LET YOUR CAREGIVER KNOW ABOUT:

  • Allergies.

  • Medications taken including herbs, eye drops, over the counter medications, and creams.

  • Use of steroids (by mouth or creams).

  • Previous problems with anesthetics or Novocaine.

  • History of blood clots (thrombophlebitis).

  • History of bleeding or blood problems.

  • Previous surgery.

  • Other health problems.

RISKS AND COMPLICATIONS

  • A local anesthetic may not numb the area well enough and you may feel some minor discomfort. In rare cases, you may have an allergic reaction to the drug used to numb the skin.

  • More fluid may form in the joint.

  • You may develop infection or bleeding.

BEFORE THE PROCEDURE

Wash all of the skin around the entire knee area. Try to remove any loose, scaling skin. There is no other specific preparation necessary unless advised otherwise by your caregiver.

AFTER THE PROCEDURE

  • You can go home after the procedure.

  • You may need to put ice on the joint 15 to 20 minutes, 3 to 4 times a day until pain goes away.

  • You may need to put an elastic bandage on the joint.

HOME CARE INSTRUCTIONS

  • Only take over-the-counter or prescription medicines for pain, discomfort, or fever as directed by your caregiver.

  • You should avoid stressing the joint.

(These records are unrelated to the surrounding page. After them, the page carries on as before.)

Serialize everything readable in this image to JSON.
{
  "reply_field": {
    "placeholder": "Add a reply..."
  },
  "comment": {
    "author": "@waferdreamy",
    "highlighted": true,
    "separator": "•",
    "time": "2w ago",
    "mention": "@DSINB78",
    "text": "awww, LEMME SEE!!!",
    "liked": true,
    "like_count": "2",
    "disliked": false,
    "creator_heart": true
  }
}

Unless advised otherwise, this includes jogging, bicycling, recreational climbing, hiking, and other activities that would put a lot of pressure on a knee joint.

  • Laying down and elevating the leg/knee above the level of your heart can help to minimize return of swelling.

SEEK MEDICAL CARE IF:

  • You have repeated or worsening swelling.

  • There is drainage from the puncture area.

  • You develop red streaking that extends above or below the site where the needle had been placed.

SEEK IMMEDIATE MEDICAL CARE IF:

  • You develop a fever.

  • You have pain that gets worse even though you are taking pain medicine.

  • The area is red and warm and you have trouble moving the joint.

MAKE SURE YOU:

  • Understand these instructions.

  • Will watch your condition.

  • Will get help right away if you are not doing well or get worse.